Killer Bunnies Attack in Suchu Dance's BOSK
Photo Courtesy of Suchu Dance
June 7 marked the beginning of Suchu's three-weekend run of BOSK, Jennifer Wood's latest dance theater creation. Filled with bunnies, deer and alligators, BOSK is a zany whirlwind of a black comedy, emphasis on comedy.
BOSK makes a strong first impression with its striking minimal set pieces in the form of seven stylized tree sculptures by Daniel Adame. They are placed as far downstage as props can possibly go, and create the impression of a papier-mâché forrest. Then the dancers enter the stage, and a frightful-voiced narrator tells of a semi-horrific tale of being killed by bunnies while in search of mythic deer.

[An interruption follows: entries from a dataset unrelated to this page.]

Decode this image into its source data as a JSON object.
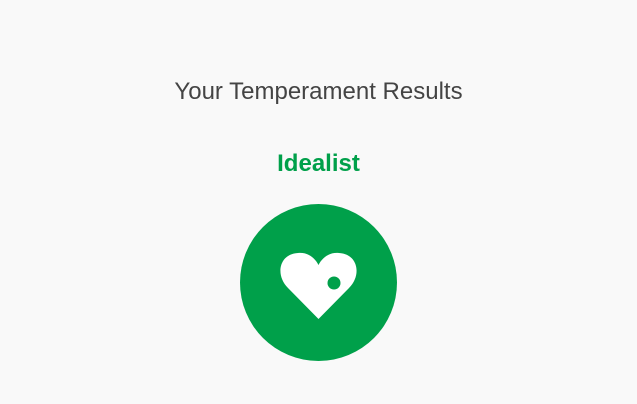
{
  "results": {
    "title": "Your Temperament Results",
    "type_name": "Idealist",
    "icon": "heart-icon"
  },
  "colors": {
    "accent": "#00a04a",
    "title": "#444444",
    "background": "#f9f9f9",
    "icon_fill": "#ffffff"
  }
}
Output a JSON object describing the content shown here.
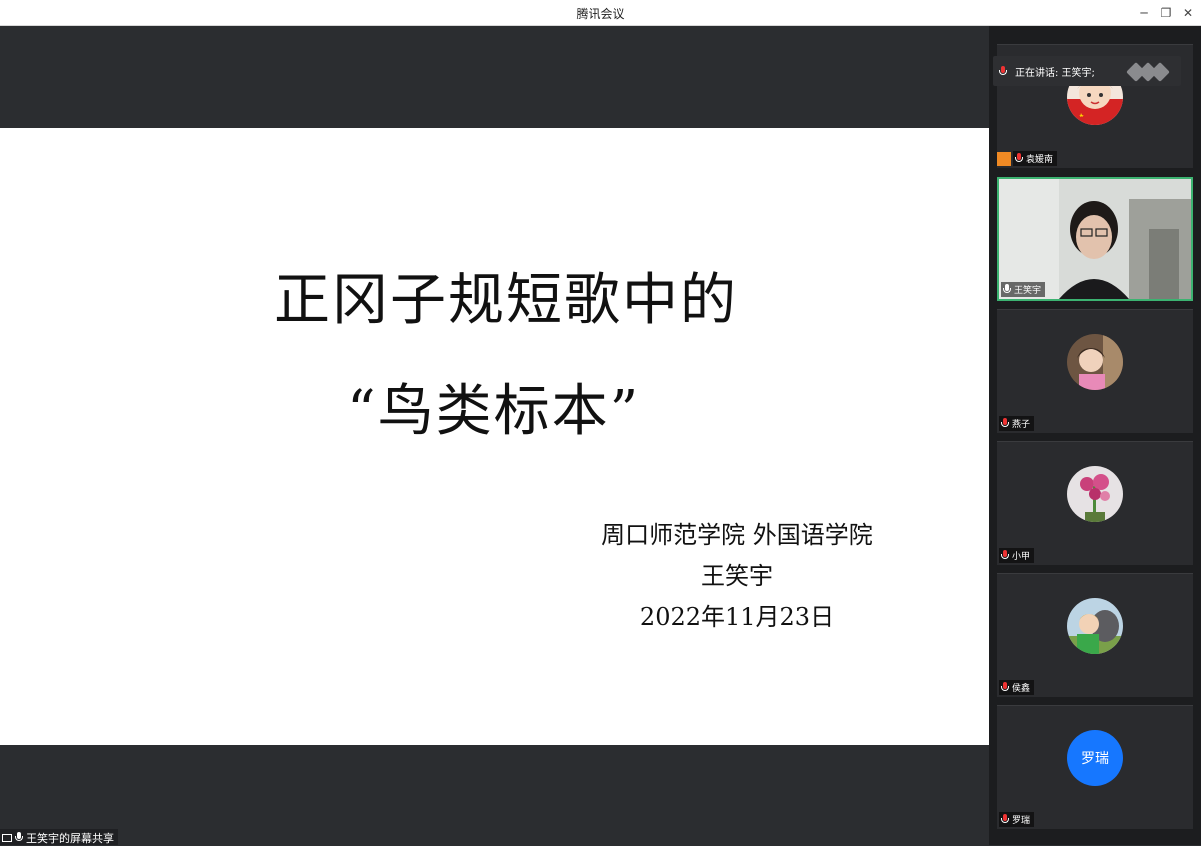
{
  "window": {
    "title": "腾讯会议",
    "minimize_label": "─",
    "restore_label": "❐",
    "close_label": "✕"
  },
  "slide": {
    "title_line1": "正冈子规短歌中的",
    "title_line2": "“鸟类标本”",
    "affiliation": "周口师范学院  外国语学院",
    "author": "王笑宇",
    "date": "2022年11月23日"
  },
  "share_tag": {
    "label": "王笑宇的屏幕共享"
  },
  "sidebar": {
    "speaking_label": "正在讲话: 王笑宇;",
    "participants": [
      {
        "name": "袁媛南",
        "mic": "off",
        "avatar": "cartoon-avatar",
        "host": true
      },
      {
        "name": "王笑宇",
        "mic": "on",
        "avatar": "camera-video",
        "active": true
      },
      {
        "name": "燕子",
        "mic": "off",
        "avatar": "photo-avatar"
      },
      {
        "name": "小甲",
        "mic": "off",
        "avatar": "flower-avatar"
      },
      {
        "name": "侯鑫",
        "mic": "off",
        "avatar": "child-dog-avatar"
      },
      {
        "name": "罗瑞",
        "mic": "off",
        "avatar": "initials-avatar",
        "initials": "罗瑞",
        "avatar_color": "#1677ff"
      }
    ]
  }
}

Laughter from the audience begins early on, and doesn't let up.
BOSK is presented in a narrative framework, but the story is not the main focus here; it's a tool used to release a wide-range of savvy movement. The choreography at times calls for rigid, angular spasms while at others it is dictated by the weight of the body thrown back and forth. The point of initiation also changes; in some sections the movement begins from the core, in others the fingers and feet lead. Fescennine's music is a great accompaniment and matches the shifts in mood perfectly.

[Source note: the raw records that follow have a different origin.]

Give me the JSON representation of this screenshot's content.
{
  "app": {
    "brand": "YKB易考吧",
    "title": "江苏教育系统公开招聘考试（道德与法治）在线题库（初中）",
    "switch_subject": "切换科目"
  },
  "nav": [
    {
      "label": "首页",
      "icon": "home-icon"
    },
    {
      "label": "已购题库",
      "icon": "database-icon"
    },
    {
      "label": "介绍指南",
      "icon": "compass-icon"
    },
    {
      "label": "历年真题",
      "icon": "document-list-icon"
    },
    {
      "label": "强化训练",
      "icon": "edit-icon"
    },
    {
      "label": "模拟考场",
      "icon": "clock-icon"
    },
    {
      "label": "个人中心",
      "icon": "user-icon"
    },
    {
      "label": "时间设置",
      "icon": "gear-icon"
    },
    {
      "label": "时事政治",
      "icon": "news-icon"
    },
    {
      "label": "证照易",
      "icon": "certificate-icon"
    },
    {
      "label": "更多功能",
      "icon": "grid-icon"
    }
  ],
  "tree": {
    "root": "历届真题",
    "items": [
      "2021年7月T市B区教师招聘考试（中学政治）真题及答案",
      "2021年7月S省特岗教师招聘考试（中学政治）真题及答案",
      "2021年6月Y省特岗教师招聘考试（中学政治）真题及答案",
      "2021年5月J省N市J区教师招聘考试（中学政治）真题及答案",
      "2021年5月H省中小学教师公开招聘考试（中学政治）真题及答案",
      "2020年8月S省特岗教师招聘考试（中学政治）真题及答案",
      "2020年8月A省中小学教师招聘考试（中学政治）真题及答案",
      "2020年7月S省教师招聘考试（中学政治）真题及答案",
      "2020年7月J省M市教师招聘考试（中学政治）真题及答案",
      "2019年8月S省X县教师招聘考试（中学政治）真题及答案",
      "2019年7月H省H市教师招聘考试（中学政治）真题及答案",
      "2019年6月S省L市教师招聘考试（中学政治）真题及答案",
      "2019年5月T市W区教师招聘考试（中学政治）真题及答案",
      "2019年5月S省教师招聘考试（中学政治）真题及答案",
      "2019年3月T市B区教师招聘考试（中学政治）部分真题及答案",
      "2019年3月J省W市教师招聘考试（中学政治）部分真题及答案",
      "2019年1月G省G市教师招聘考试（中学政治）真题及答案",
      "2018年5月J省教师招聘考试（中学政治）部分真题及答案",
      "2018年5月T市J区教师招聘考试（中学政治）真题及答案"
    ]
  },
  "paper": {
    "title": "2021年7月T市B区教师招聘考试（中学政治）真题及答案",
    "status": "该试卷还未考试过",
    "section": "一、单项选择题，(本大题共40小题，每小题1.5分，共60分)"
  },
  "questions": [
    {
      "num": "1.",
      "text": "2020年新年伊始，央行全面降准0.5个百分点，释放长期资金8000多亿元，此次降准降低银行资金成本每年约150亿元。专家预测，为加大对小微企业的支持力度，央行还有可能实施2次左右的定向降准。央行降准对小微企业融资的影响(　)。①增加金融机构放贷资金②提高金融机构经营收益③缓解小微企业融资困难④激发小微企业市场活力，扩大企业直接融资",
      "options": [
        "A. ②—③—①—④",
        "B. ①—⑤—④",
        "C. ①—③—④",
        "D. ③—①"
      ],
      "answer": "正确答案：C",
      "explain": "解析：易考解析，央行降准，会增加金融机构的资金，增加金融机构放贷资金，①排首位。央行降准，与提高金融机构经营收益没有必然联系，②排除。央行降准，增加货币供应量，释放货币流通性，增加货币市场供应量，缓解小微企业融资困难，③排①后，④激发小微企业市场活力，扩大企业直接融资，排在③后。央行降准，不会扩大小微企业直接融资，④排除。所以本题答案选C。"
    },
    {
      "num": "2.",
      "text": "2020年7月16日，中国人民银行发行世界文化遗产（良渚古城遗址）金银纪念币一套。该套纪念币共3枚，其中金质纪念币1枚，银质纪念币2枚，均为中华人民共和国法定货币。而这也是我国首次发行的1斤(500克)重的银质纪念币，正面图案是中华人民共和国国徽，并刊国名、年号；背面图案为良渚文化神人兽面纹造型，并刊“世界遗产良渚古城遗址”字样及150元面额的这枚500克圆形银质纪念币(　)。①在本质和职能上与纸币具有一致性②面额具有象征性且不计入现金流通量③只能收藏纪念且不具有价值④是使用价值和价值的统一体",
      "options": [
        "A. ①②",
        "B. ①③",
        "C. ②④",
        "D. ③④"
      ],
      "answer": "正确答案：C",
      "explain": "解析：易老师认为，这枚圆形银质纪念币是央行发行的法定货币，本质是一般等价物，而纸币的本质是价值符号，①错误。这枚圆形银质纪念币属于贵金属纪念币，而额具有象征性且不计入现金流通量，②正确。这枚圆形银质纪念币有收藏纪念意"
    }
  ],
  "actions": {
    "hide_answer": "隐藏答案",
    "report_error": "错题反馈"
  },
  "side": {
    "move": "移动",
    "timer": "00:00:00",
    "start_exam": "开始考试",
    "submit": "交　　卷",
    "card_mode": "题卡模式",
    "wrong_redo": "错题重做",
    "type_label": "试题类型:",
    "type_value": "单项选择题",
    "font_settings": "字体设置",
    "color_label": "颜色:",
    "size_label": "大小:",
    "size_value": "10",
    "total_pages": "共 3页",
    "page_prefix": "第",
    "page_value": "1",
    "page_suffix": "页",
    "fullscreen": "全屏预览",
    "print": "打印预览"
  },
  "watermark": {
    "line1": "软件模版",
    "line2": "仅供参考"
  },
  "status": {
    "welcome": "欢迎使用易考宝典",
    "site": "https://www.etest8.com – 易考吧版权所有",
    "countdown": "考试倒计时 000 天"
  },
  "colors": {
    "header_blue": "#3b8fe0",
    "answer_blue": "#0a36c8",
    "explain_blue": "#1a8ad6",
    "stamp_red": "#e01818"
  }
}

And speaking of moods, these woodland inhabitants are some temperamental creatures, especially the bunnies. When they take the stage for the first time, they are docile, timid little things. They paw the air, jut their heads in all directions to survey their locale and bounce around like Energizer Bunnies on acid. They're even funnier when they turn sassy, and hit ironic hot-bunny poses to electro beats. The posse eventually goes gangsta, charging downstage then upstage before dropping-it-like-its-hot and backing-that-thang-up. All while wearing jumbo-sized rabbit ears, mind you.

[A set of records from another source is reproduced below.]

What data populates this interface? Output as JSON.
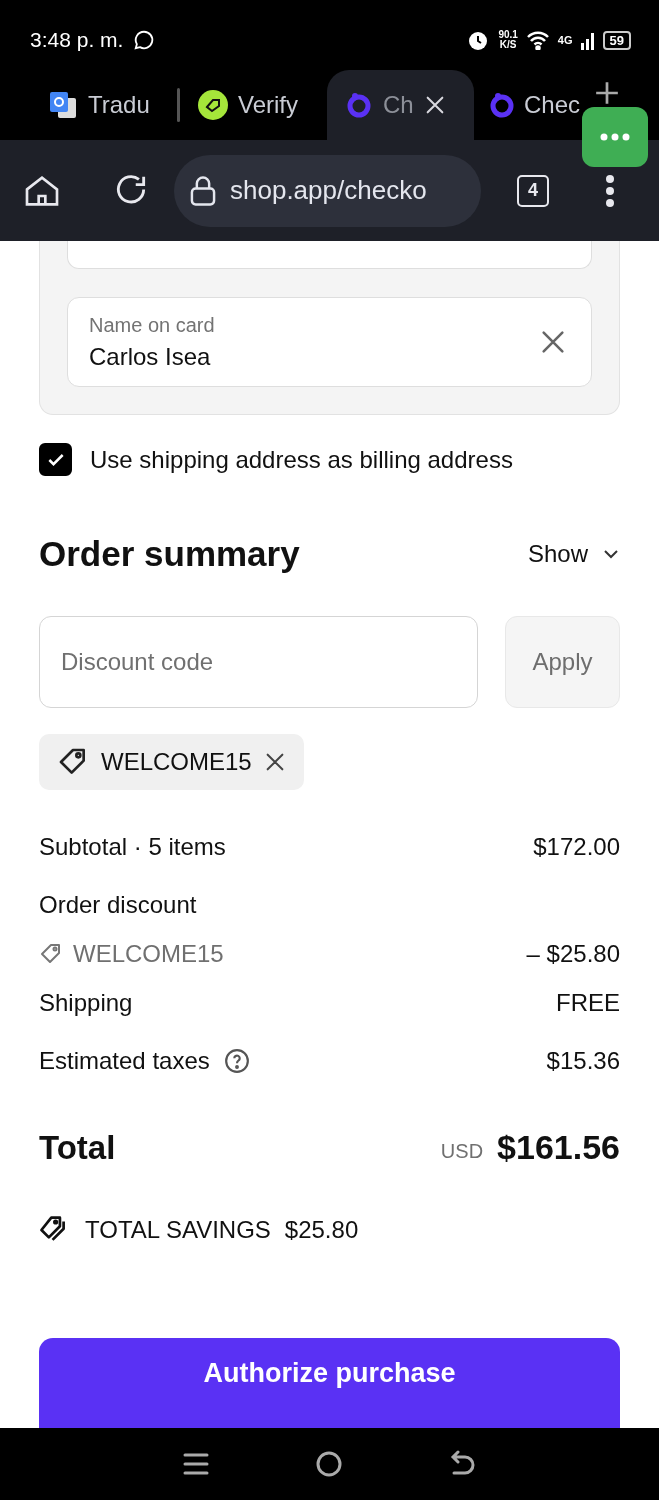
{
  "status_bar": {
    "time": "3:48 p. m.",
    "speed": "90.1",
    "speed_unit": "K/S",
    "network": "4G",
    "battery": "59"
  },
  "browser": {
    "tabs": [
      {
        "label": "Tradu",
        "kind": "translate",
        "selected": false
      },
      {
        "label": "Verify",
        "kind": "tag",
        "selected": false
      },
      {
        "label": "Ch",
        "kind": "ring",
        "selected": true
      },
      {
        "label": "Chec",
        "kind": "ring",
        "selected": false
      }
    ],
    "url": "shop.app/checko",
    "tab_count": "4"
  },
  "payment": {
    "name_field": {
      "label": "Name on card",
      "value": "Carlos Isea"
    }
  },
  "billing_checkbox": {
    "label": "Use shipping address as billing address",
    "checked": true
  },
  "order_summary": {
    "title": "Order summary",
    "toggle": "Show",
    "expanded": false,
    "discount": {
      "placeholder": "Discount code",
      "button": "Apply"
    },
    "applied_codes": [
      "WELCOME15"
    ],
    "lines": [
      {
        "kind": "plain",
        "label": "Subtotal · 5 items",
        "value": "$172.00"
      },
      {
        "kind": "discount",
        "label": "Order discount",
        "code": "WELCOME15",
        "value": "– $25.80"
      },
      {
        "kind": "plain",
        "label": "Shipping",
        "value": "FREE"
      },
      {
        "kind": "help",
        "label": "Estimated taxes",
        "value": "$15.36"
      }
    ],
    "total": {
      "label": "Total",
      "currency": "USD",
      "value": "$161.56"
    },
    "savings": {
      "label": "TOTAL SAVINGS",
      "value": "$25.80"
    },
    "button": "Authorize purchase"
  }
}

There is also a herd of deer to be noted, a herd of languorous, prodding, faux-regal deer to be exact. These deer stutter before they leap, and prance as if their upper bodies are made of jelly. What's so great about these scenes is that the dancers make their characters elegant even in their parody. With their deer-in-the-headlight faces, we laugh with them as if we've been given access to an inside joke.
For all its levity, there is an ominous energy that runs throughout the dance that lends a bit of weighted gravity. The dark, wood-like atmosphere steers the audience from getting too lost in the fun and games. After all, death is around the corner.
And something must be said about the Suchu Dance company members, so tireless in their limitless energy and so fun in their comedic timing. All seven dancers were uniform in the level of their robust and mystifying dance. I feel like I must name them just for the sake of hi-fiving their wonderful work on this show. Shanon Adams, Ashley Horn, Sarah Leung, Aileen Mapes, Leo Munoz, Tina Shariffskul, Prudence Sun.
In addition to its many charms, BOSK is also special because it's the last show the company will perform at its previous home of the Barnevelder Theater. It's an end of an era, but Suchu is leaving on an especially high note. I'm excited to see what spaces Wood will explore, and what adventures she will take us on next.
BOSK runs through June 22 at Barnevelder Theater, 2201. Tickets are pay what you can. For information, visit www.suchudance.org.